The report, entitled “2013 Transition Report: Stuck in Transition,” is the EBRD’s flagship publication and provides an annual update on the progress of reforms and economic developments across 30 countries from central Europe and Central Asia and the EBRD’s new focus region in the southern and eastern Mediterranean.
Attending the presentation was Senior Economist for Central Asia Agris Preimanis, who is engaging with governments, regulators and the private sector to formulate economic policies and structural reforms, including at the sectoral level, in Kazakhstan, Kyrgyzstan, Tajikistan, Turkmenistan and Uzbekistan. Preimanis is also overseeing the analysis of the economic environment and reforms in the region. Previously at EBRD, Preimanis was the senior economist responsible for the financial sector and private equity and venture capital sectors in Russia, Central Asia, Mongolia and the Baltic states, focusing on EBRD investments and developing EBRD’s activities in financial sector regulation and venture capital and innovation ecosystems. Before joining EBRD in 2010, he was the senior consultant for financial services and corporate finance at Oxera, a U.K.-based advisory firm.
Preimanis discussed some of the positive and negative aspects of Kazakhstan’s economic growth and that of neighbouring countries in an exclusive interview with The Astana Times.
“Against the backdrop of a very difficult external environment, the 6 percent growth in the Kazakh economy in 2013 looks very robust. It’s really on the back of strong investment growth and resilient consumption spending that Kazakhstan has been able to achieve these results. And going forward I see stable growth of about 5.5 percent for 2014,” he said.
According to Preimanis, inflation “slowed down to 4.8 percent in December 2013. In 2014, it will go up toward the National Bank’s range of 6 to 8 percent.”
“The growth in 2013 in Turkmenistan was stronger [than in Kazakhstan]. But a direct comparison of the drivers of growth and the reasons for differences in growth between these two countries needs to be done with caution, as Kazakhstan is much more developed, in terms of its economic institutions and the economy in general. Also, the income per capita is higher,” Preimanis explained.
Preimanis sees advantages and challenges ahead for Kazakhstan.
“I will give you two positives [in the Kazakh economy]. One is the green economy.
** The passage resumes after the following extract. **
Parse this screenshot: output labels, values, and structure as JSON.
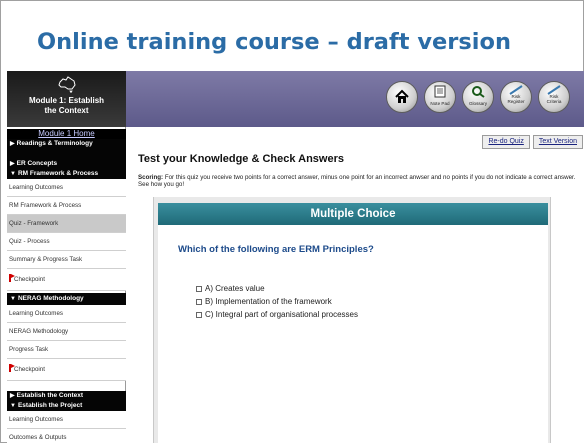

A lot of progress is being made on legislation to facilitate growth in the green economy—it is a priority for the government and very concrete steps are being taken by the government. Steps are also being taken by the private sector and international financial institutions, including the EBRD,” he said.
“We are actively participating in the development of this area, where real investment and real money is going into developing sustainable energy sources, energy efficiency and the efficiency of waste management. That [growth of the green economy] is a significant positive.”
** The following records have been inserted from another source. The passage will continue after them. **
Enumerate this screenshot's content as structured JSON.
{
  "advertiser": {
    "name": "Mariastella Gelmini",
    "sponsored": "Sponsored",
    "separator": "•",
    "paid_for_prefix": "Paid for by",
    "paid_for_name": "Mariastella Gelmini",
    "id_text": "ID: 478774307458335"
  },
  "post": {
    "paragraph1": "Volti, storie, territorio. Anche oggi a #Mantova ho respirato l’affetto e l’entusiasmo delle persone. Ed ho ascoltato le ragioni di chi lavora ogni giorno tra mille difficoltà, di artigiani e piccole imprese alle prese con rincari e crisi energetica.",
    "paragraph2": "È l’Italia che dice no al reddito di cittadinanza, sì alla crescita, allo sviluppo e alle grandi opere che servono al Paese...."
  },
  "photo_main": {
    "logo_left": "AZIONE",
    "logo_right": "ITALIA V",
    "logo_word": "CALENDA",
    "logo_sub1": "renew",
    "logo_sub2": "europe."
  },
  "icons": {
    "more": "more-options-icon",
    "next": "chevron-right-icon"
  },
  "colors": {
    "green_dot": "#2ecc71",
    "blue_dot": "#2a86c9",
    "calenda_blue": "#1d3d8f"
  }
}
“Moving a bit off topic, every time I come to Kazakhstan, what surprises me is the potential the young people have here,” the economist said.
“That is from education. Effort is being put into creating education in the country that is of a very high standard as well as sending people abroad to study. I think it’s a critical part of developing Kazakhstan into a very strong country in the long term.”
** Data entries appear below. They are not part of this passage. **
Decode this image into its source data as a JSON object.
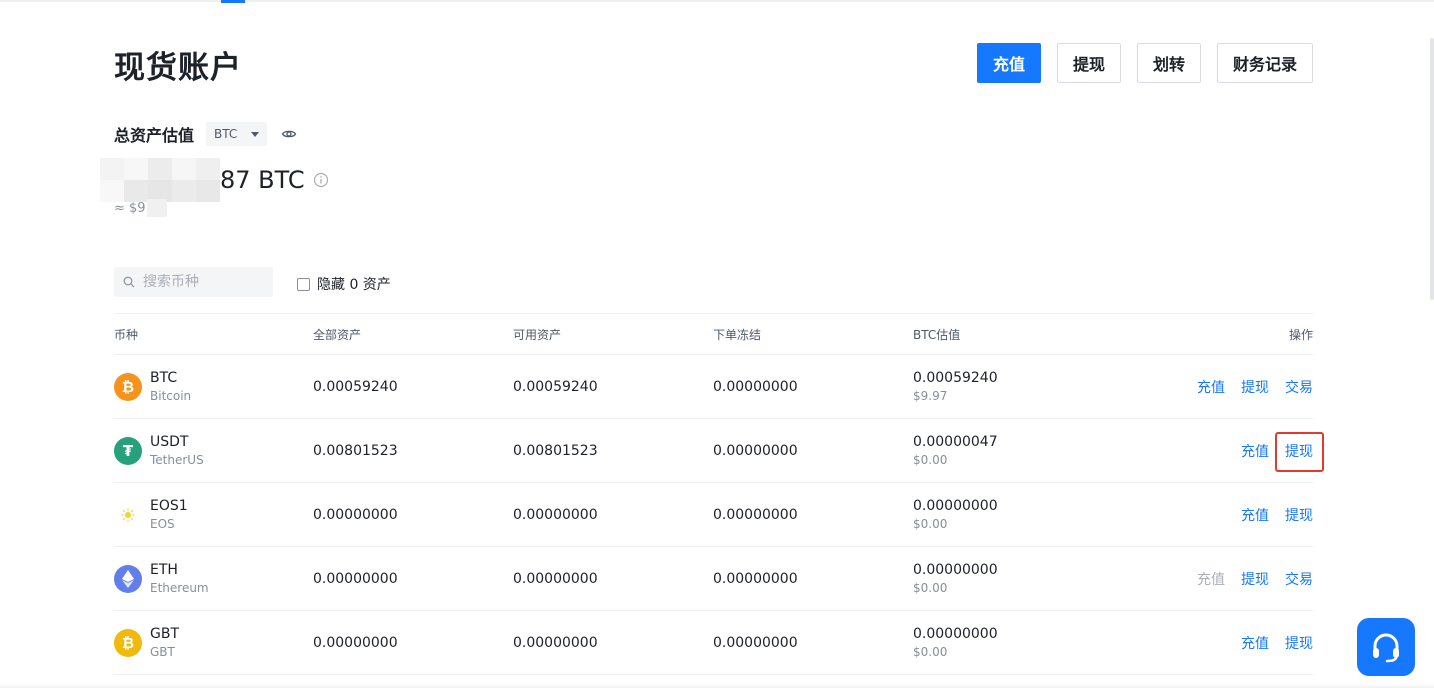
{
  "page": {
    "title": "现货账户"
  },
  "actions": {
    "deposit": "充值",
    "withdraw": "提现",
    "transfer": "划转",
    "records": "财务记录"
  },
  "summary": {
    "label": "总资产估值",
    "currency": "BTC",
    "balance_suffix": "87 BTC",
    "usd_prefix": "≈ $9"
  },
  "filter": {
    "search_placeholder": "搜索币种",
    "hide_zero_label": "隐藏 0 资产"
  },
  "table": {
    "headers": [
      "币种",
      "全部资产",
      "可用资产",
      "下单冻结",
      "BTC估值",
      "操作"
    ],
    "rows": [
      {
        "symbol": "BTC",
        "name": "Bitcoin",
        "total": "0.00059240",
        "available": "0.00059240",
        "frozen": "0.00000000",
        "btc_value": "0.00059240",
        "usd_value": "$9.97",
        "actions": [
          {
            "label": "充值",
            "state": "enabled"
          },
          {
            "label": "提现",
            "state": "enabled"
          },
          {
            "label": "交易",
            "state": "enabled"
          }
        ]
      },
      {
        "symbol": "USDT",
        "name": "TetherUS",
        "total": "0.00801523",
        "available": "0.00801523",
        "frozen": "0.00000000",
        "btc_value": "0.00000047",
        "usd_value": "$0.00",
        "actions": [
          {
            "label": "充值",
            "state": "enabled"
          },
          {
            "label": "提现",
            "state": "highlighted"
          }
        ]
      },
      {
        "symbol": "EOS1",
        "name": "EOS",
        "total": "0.00000000",
        "available": "0.00000000",
        "frozen": "0.00000000",
        "btc_value": "0.00000000",
        "usd_value": "$0.00",
        "actions": [
          {
            "label": "充值",
            "state": "enabled"
          },
          {
            "label": "提现",
            "state": "enabled"
          }
        ]
      },
      {
        "symbol": "ETH",
        "name": "Ethereum",
        "total": "0.00000000",
        "available": "0.00000000",
        "frozen": "0.00000000",
        "btc_value": "0.00000000",
        "usd_value": "$0.00",
        "actions": [
          {
            "label": "充值",
            "state": "disabled"
          },
          {
            "label": "提现",
            "state": "enabled"
          },
          {
            "label": "交易",
            "state": "enabled"
          }
        ]
      },
      {
        "symbol": "GBT",
        "name": "GBT",
        "total": "0.00000000",
        "available": "0.00000000",
        "frozen": "0.00000000",
        "btc_value": "0.00000000",
        "usd_value": "$0.00",
        "actions": [
          {
            "label": "充值",
            "state": "enabled"
          },
          {
            "label": "提现",
            "state": "enabled"
          }
        ]
      }
    ]
  },
  "colors": {
    "accent": "#1677ff",
    "highlight_border": "#e23b2e",
    "btc": "#f7931a",
    "usdt": "#26a17b",
    "eth": "#627eea",
    "gbt": "#f0b90b",
    "eos": "#f5d22a"
  },
  "icons": {
    "btc": "bitcoin-icon",
    "usdt": "tether-icon",
    "eos1": "eos-sun-icon",
    "eth": "ethereum-icon",
    "gbt": "gbt-coin-icon",
    "support": "headset-icon"
  }
}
All is not rosy on the horizon, however.
“[In terms of negatives] it is the financial sector, the banking sector—that is an obvious one. It has structural problems at the moment and it is a drag on the economy and makes it more difficult for the country to diversify its economy. The re-energised efforts to resolve those issues with the arrival of the new governor of National Bank will help. So I certainly hope that in the next 4-5 years, what I call now one of the bleakest problems for Kazakhstan will be on the road to being resolved and the sector will help develop a more balanced economy here,” he concluded.